Chris Salerno: Minimum Heroic
“If they cut my bald head open they will find one big boxing glove.” These are the words of Marvin Hagler, a retired New Jersey professional boxer who was an undisputed world middleweight champion from 1980 to 1987. These are also the first words of Christopher Salerno’s second authored book of poetry, Minimum Heroic.
“Marvin Hagler was a very serious boxer,” Salerno explains, ”who lost a famous title fight to a flashier opponent, and the fight was so close that the referee had to call the shot. But I couldn’t help but feel like Hagler lost to his opponent’s personality, not his skill.”

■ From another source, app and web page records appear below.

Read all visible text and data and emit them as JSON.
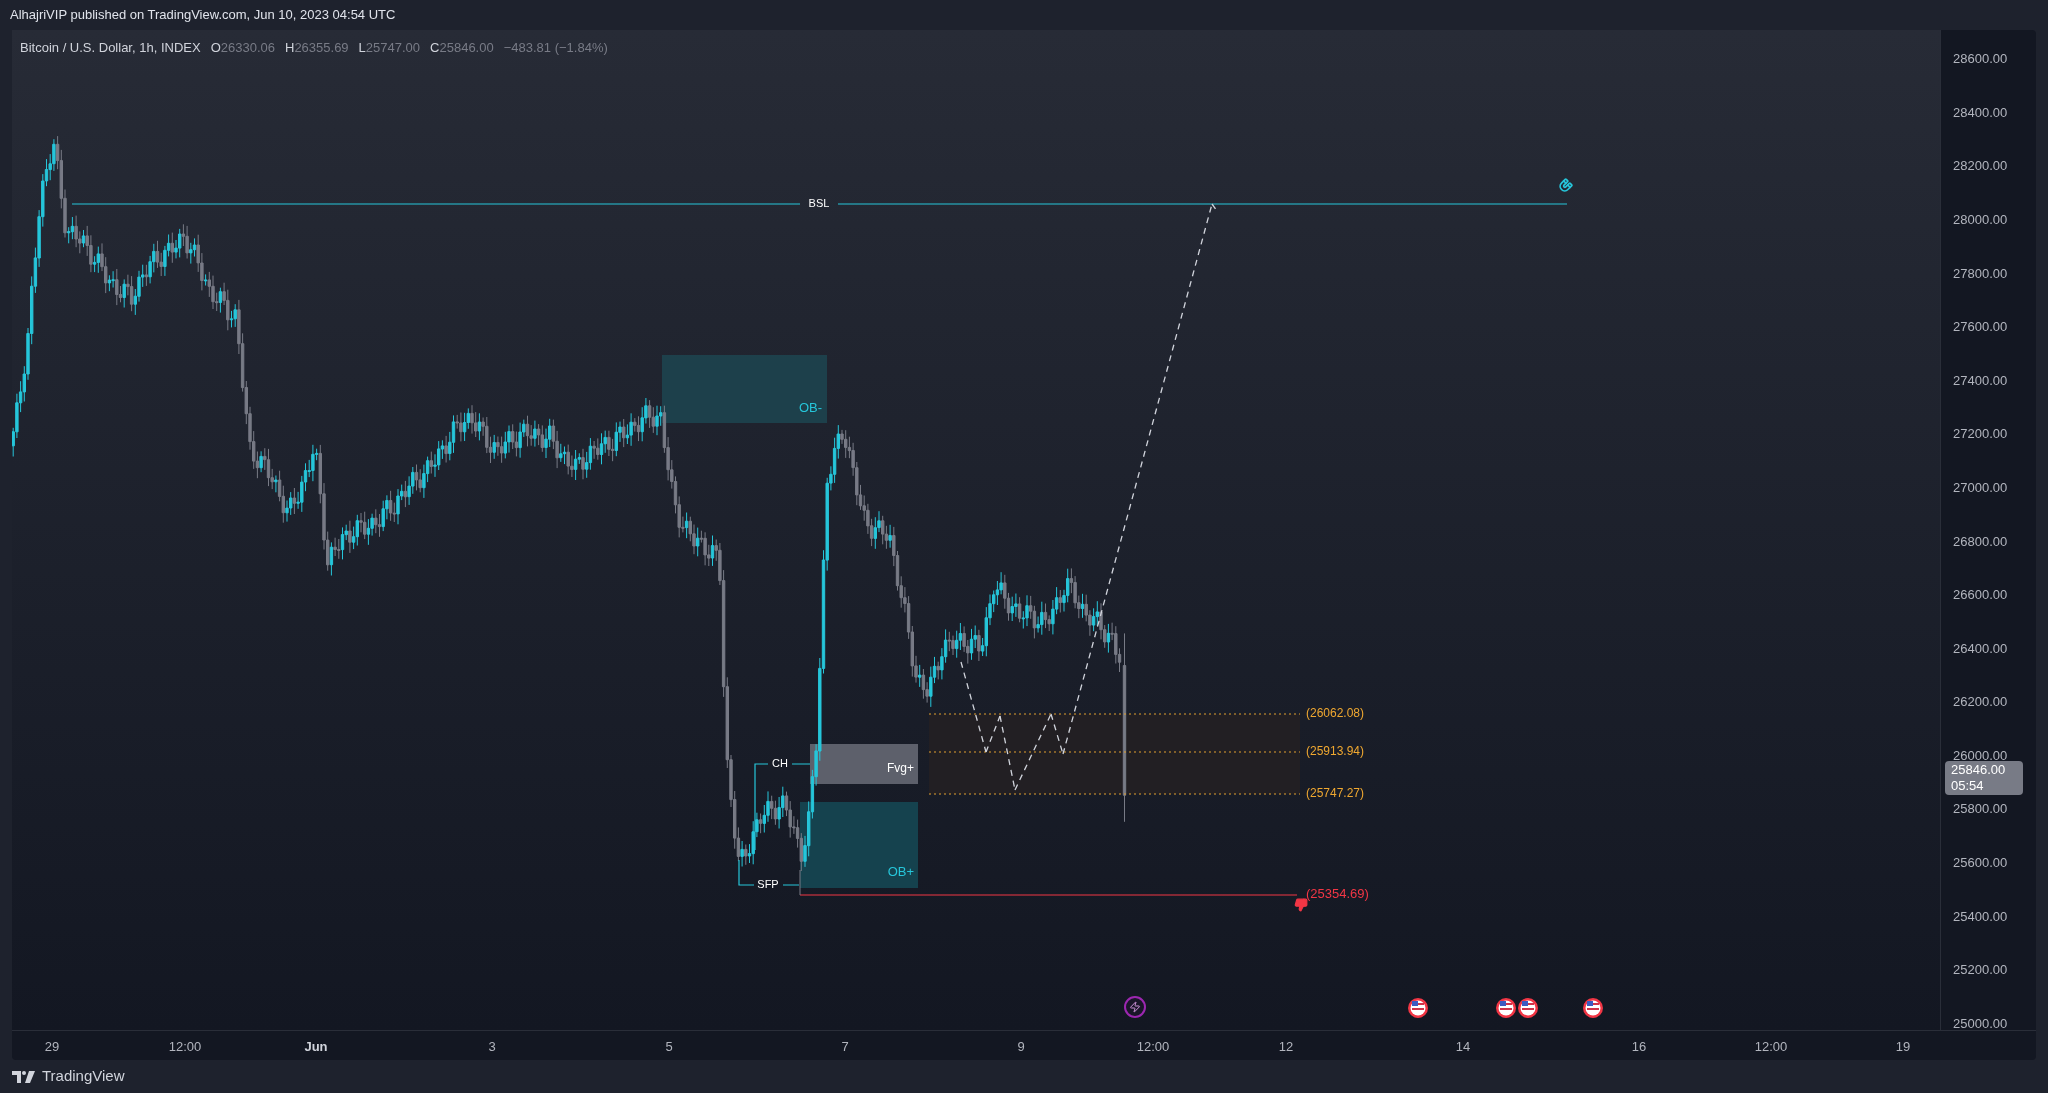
{
  "header": {
    "text": "AlhajriVIP published on TradingView.com, Jun 10, 2023 04:54 UTC"
  },
  "legend": {
    "symbol": "Bitcoin / U.S. Dollar, 1h, INDEX",
    "values": [
      {
        "label": "O",
        "value": "26330.06"
      },
      {
        "label": "H",
        "value": "26355.69"
      },
      {
        "label": "L",
        "value": "25747.00"
      },
      {
        "label": "C",
        "value": "25846.00"
      }
    ],
    "change": "−483.81 (−1.84%)"
  },
  "annotations": {
    "bsl": "BSL",
    "ob_minus": "OB-",
    "fvg_plus": "Fvg+",
    "ob_plus": "OB+",
    "ch": "CH",
    "sfp": "SFP",
    "zone_levels": [
      "(26062.08)",
      "(25913.94)",
      "(25747.27)"
    ],
    "stop_level": "(25354.69)"
  },
  "price_axis": {
    "labels": [
      "28600.00",
      "28400.00",
      "28200.00",
      "28000.00",
      "27800.00",
      "27600.00",
      "27400.00",
      "27200.00",
      "27000.00",
      "26800.00",
      "26600.00",
      "26400.00",
      "26200.00",
      "26000.00",
      "25800.00",
      "25600.00",
      "25400.00",
      "25200.00",
      "25000.00"
    ],
    "current_price": "25846.00",
    "countdown": "05:54"
  },
  "time_axis": [
    {
      "label": "29",
      "bold": false
    },
    {
      "label": "12:00",
      "bold": false
    },
    {
      "label": "Jun",
      "bold": true
    },
    {
      "label": "3",
      "bold": false
    },
    {
      "label": "5",
      "bold": false
    },
    {
      "label": "7",
      "bold": false
    },
    {
      "label": "9",
      "bold": false
    },
    {
      "label": "12:00",
      "bold": false
    },
    {
      "label": "12",
      "bold": false
    },
    {
      "label": "14",
      "bold": false
    },
    {
      "label": "16",
      "bold": false
    },
    {
      "label": "12:00",
      "bold": false
    },
    {
      "label": "19",
      "bold": false
    }
  ],
  "footer": {
    "brand": "TradingView"
  }
}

In many ways, this is the most applicable explanation to preface the content of Salerno’s book. Marvin, like most other serious competitors, was punished for his inability to be the loudest and brightest, but when did we start measuring accomplishments by way of volume and light?

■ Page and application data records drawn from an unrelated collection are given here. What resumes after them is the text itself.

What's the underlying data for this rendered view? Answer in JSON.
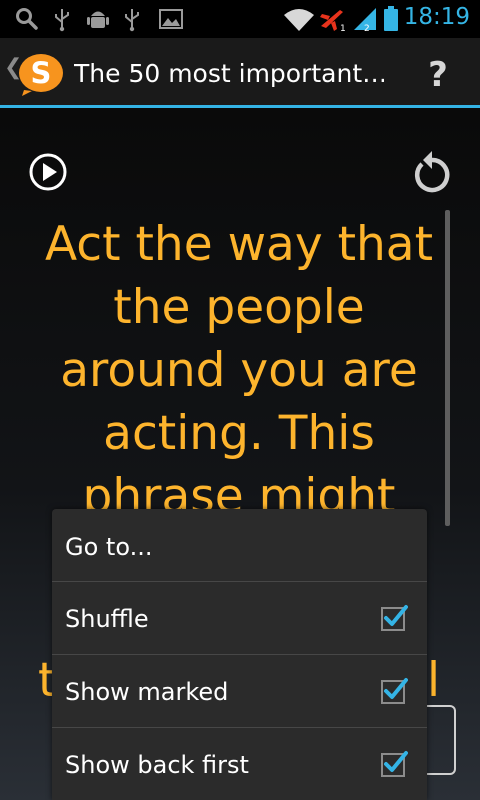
{
  "status_bar": {
    "time": "18:19",
    "icons": [
      "search-icon",
      "usb-icon",
      "android-debug-icon",
      "usb-icon",
      "image-icon",
      "wifi-icon",
      "airplane-icon",
      "signal-icon",
      "battery-icon"
    ],
    "accent": "#35b5e5"
  },
  "action_bar": {
    "title": "The 50 most important…",
    "help_label": "?",
    "up_caret": "❮",
    "logo_letter": "S",
    "logo_color": "#f7941e",
    "divider_color": "#34b4e6"
  },
  "card": {
    "text": "Act the way that the people around you are acting. This phrase might",
    "partial_left": "t",
    "partial_right": "l",
    "text_color": "#fdb42d"
  },
  "menu": {
    "items": [
      {
        "label": "Go to...",
        "checkable": false
      },
      {
        "label": "Shuffle",
        "checkable": true,
        "checked": true
      },
      {
        "label": "Show marked",
        "checkable": true,
        "checked": true
      },
      {
        "label": "Show back first",
        "checkable": true,
        "checked": true
      }
    ],
    "check_color": "#34b4e6"
  }
}
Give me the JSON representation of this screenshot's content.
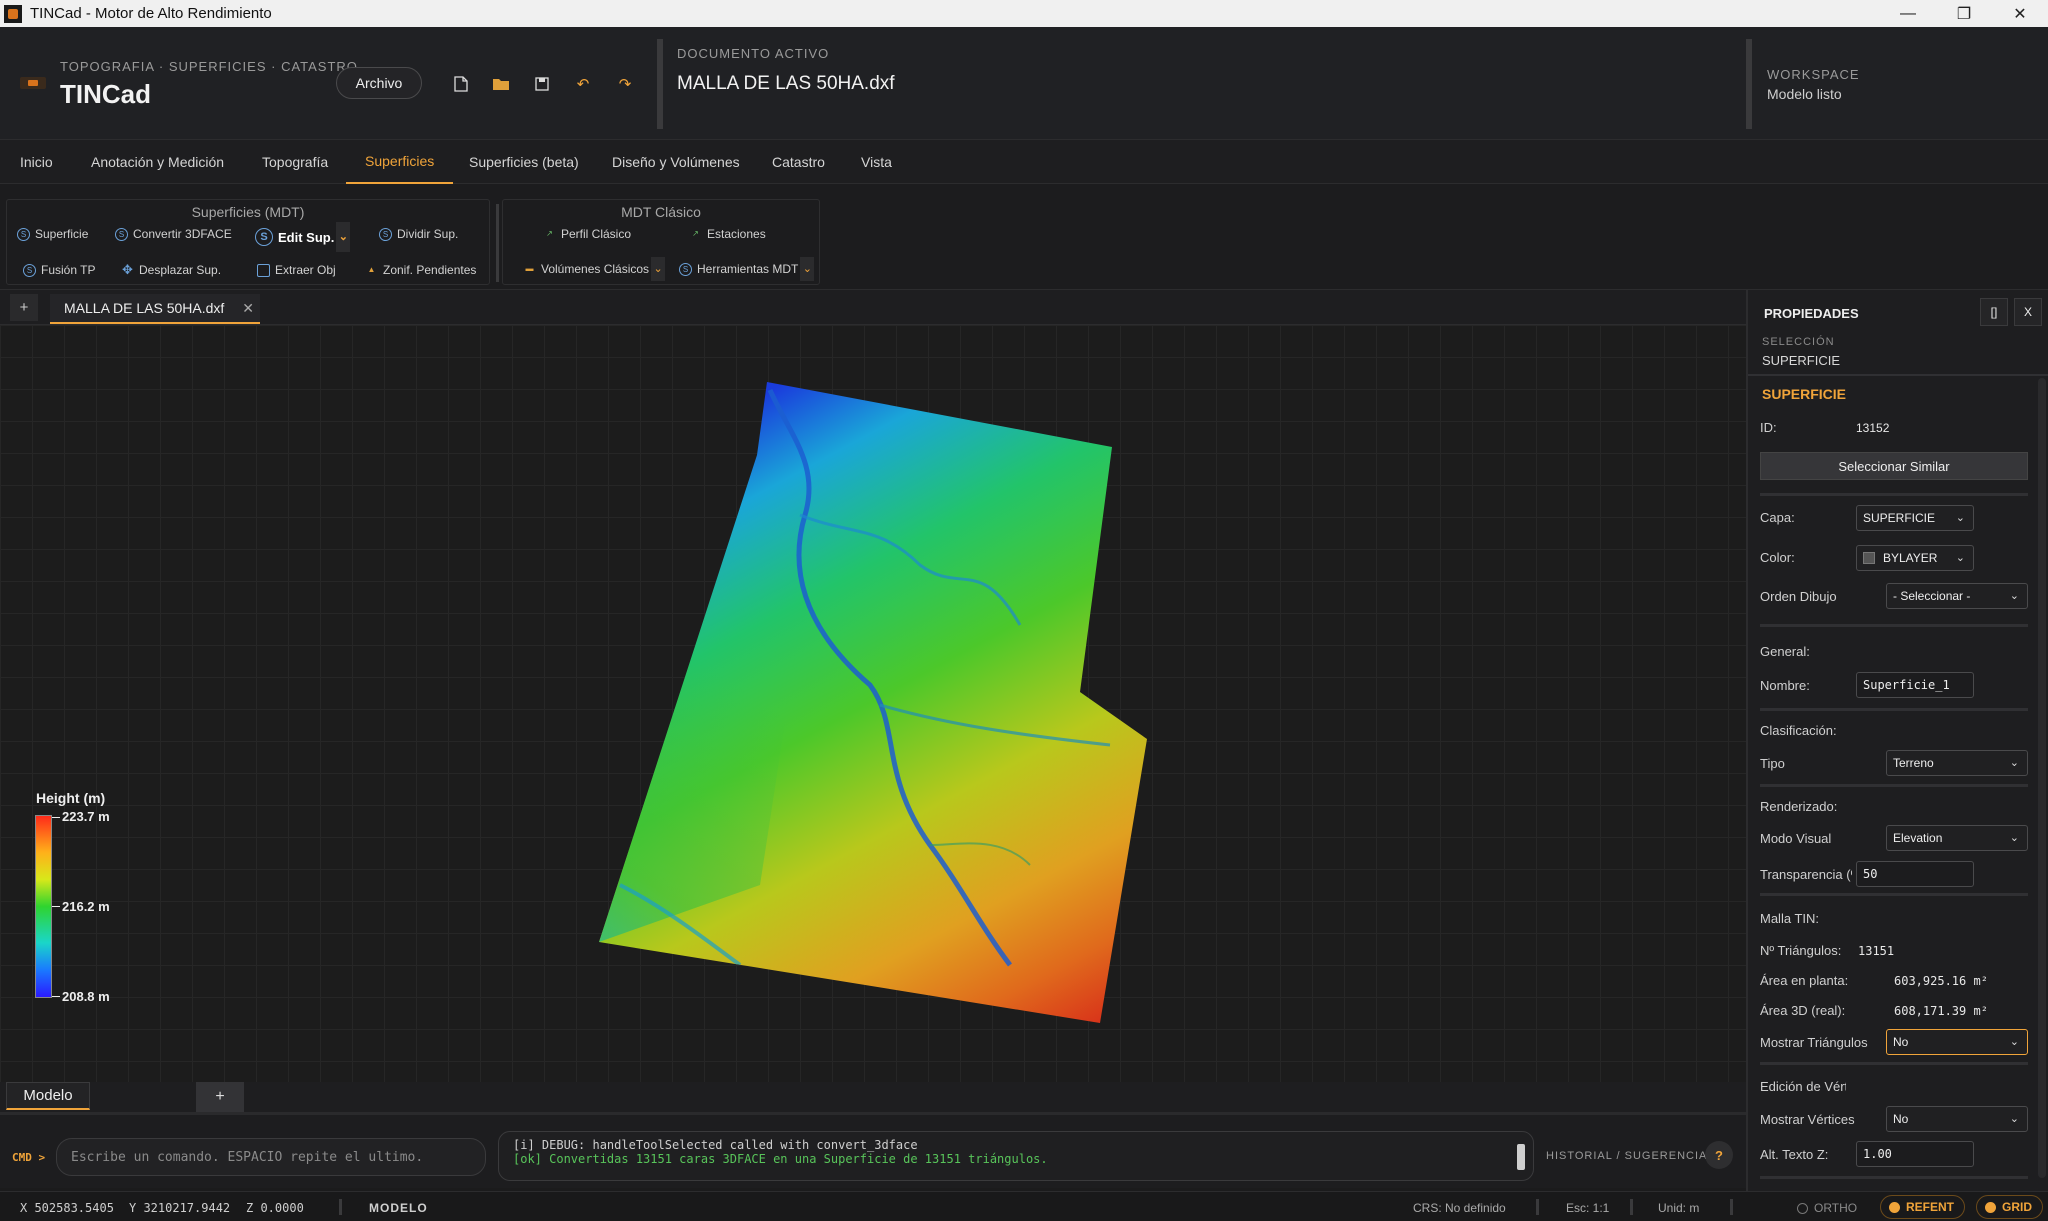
{
  "window": {
    "title": "TINCad - Motor de Alto Rendimiento",
    "controls": {
      "minimize": "—",
      "restore": "❐",
      "close": "✕"
    }
  },
  "header": {
    "breadcrumb": "TOPOGRAFIA · SUPERFICIES · CATASTRO",
    "app_name": "TINCad",
    "archivo_label": "Archivo",
    "quick_icons": [
      "new-file-icon",
      "open-folder-icon",
      "save-icon",
      "undo-icon",
      "redo-icon"
    ],
    "doc_label": "DOCUMENTO ACTIVO",
    "doc_name": "MALLA DE LAS 50HA.dxf",
    "workspace_label": "WORKSPACE",
    "workspace_status": "Modelo listo"
  },
  "tabs": [
    {
      "label": "Inicio"
    },
    {
      "label": "Anotación y Medición"
    },
    {
      "label": "Topografía"
    },
    {
      "label": "Superficies"
    },
    {
      "label": "Superficies (beta)"
    },
    {
      "label": "Diseño y Volúmenes"
    },
    {
      "label": "Catastro"
    },
    {
      "label": "Vista"
    }
  ],
  "active_tab": "Superficies",
  "ribbon": {
    "group1": {
      "title": "Superficies (MDT)",
      "superficie": "Superficie",
      "convertir": "Convertir 3DFACE",
      "edit": "Edit Sup.",
      "dividir": "Dividir Sup.",
      "fusion": "Fusión TP",
      "desplazar": "Desplazar Sup.",
      "extraer": "Extraer Obj",
      "zonif": "Zonif. Pendientes"
    },
    "group2": {
      "title": "MDT Clásico",
      "perfil": "Perfil Clásico",
      "estaciones": "Estaciones",
      "volumenes": "Volúmenes Clásicos",
      "herramientas": "Herramientas MDT"
    }
  },
  "doc_tabs": {
    "plus": "+",
    "active": "MALLA DE LAS 50HA.dxf",
    "close": "✕"
  },
  "legend": {
    "title": "Height (m)",
    "max": "223.7 m",
    "mid": "216.2 m",
    "min": "208.8 m"
  },
  "sheet_tabs": {
    "model": "Modelo",
    "plus": "+"
  },
  "command": {
    "label": "CMD >",
    "placeholder": "Escribe un comando. ESPACIO repite el ultimo.",
    "log": [
      "[i] DEBUG: handleToolSelected called with convert_3dface",
      "[ok] Convertidas 13151 caras 3DFACE en una Superficie de 13151 triángulos."
    ],
    "history_label": "HISTORIAL / SUGERENCIAS",
    "help": "?"
  },
  "status": {
    "x": "X 502583.5405",
    "y": "Y 3210217.9442",
    "z": "Z 0.0000",
    "mode": "MODELO",
    "crs": "CRS: No definido",
    "scale": "Esc: 1:1",
    "units": "Unid: m",
    "ortho": "ORTHO",
    "refent": "REFENT",
    "grid": "GRID"
  },
  "properties": {
    "title": "PROPIEDADES",
    "btn_dock": "[]",
    "btn_close": "X",
    "selection_label": "SELECCIÓN",
    "selection_value": "SUPERFICIE",
    "section": "SUPERFICIE",
    "id_label": "ID:",
    "id_value": "13152",
    "select_similar": "Seleccionar Similar",
    "capa_label": "Capa:",
    "capa_value": "SUPERFICIE",
    "color_label": "Color:",
    "color_value": "BYLAYER",
    "orden_label": "Orden Dibujo",
    "orden_value": "- Seleccionar -",
    "general_label": "General:",
    "nombre_label": "Nombre:",
    "nombre_value": "Superficie_1",
    "clasif_label": "Clasificación:",
    "tipo_label": "Tipo",
    "tipo_value": "Terreno",
    "render_label": "Renderizado:",
    "modo_label": "Modo Visual",
    "modo_value": "Elevation",
    "transp_label": "Transparencia (%)",
    "transp_value": "50",
    "malla_label": "Malla TIN:",
    "ntri_label": "Nº Triángulos:",
    "ntri_value": "13151",
    "area_planta_label": "Área en planta:",
    "area_planta_value": "603,925.16 m²",
    "area3d_label": "Área 3D (real):",
    "area3d_value": "608,171.39 m²",
    "mostrar_tri_label": "Mostrar Triángulos",
    "mostrar_tri_value": "No",
    "edicion_label": "Edición de Vértices",
    "mostrar_vert_label": "Mostrar Vértices",
    "mostrar_vert_value": "No",
    "alt_texto_label": "Alt. Texto Z:",
    "alt_texto_value": "1.00"
  },
  "colors": {
    "accent": "#f0a43a",
    "ok": "#58c45a",
    "background": "#1c1c1c"
  }
}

Spliced into three sections, Minimum Heroic pays homage to the imperfections of mankind. It is stark with heightened self-awareness, and it idles between tiny social wars, which Salerno brings front and center, such as: man versus nature, society versus purity, and depthless action versus true commitment.
Its string of poetry disturbs the idea of suburban convention, and invokes an existential chain of undetermined questions: Are we constantly distracted by arbitrary symbols of perfection? What is a modern day hero? Why are we so quick to congratulate ourselves for surviving ordinary obstacles in such extraordinary ways? If nature gets to be pristine, then why do people have to fail?
Salerno, author of 2006 Whirligig, was born and raised in New Jersey. He uses images from his formative years to create the backdrop for this confessional collection of textured poetry. “The poems in this book concern themselves with the nuances of suburban life,” he admits. “The idea of the book title comes from the existence of a life that offers some heroism, maybe, but not really, or a glimpse of heroic nature, but not definitely.”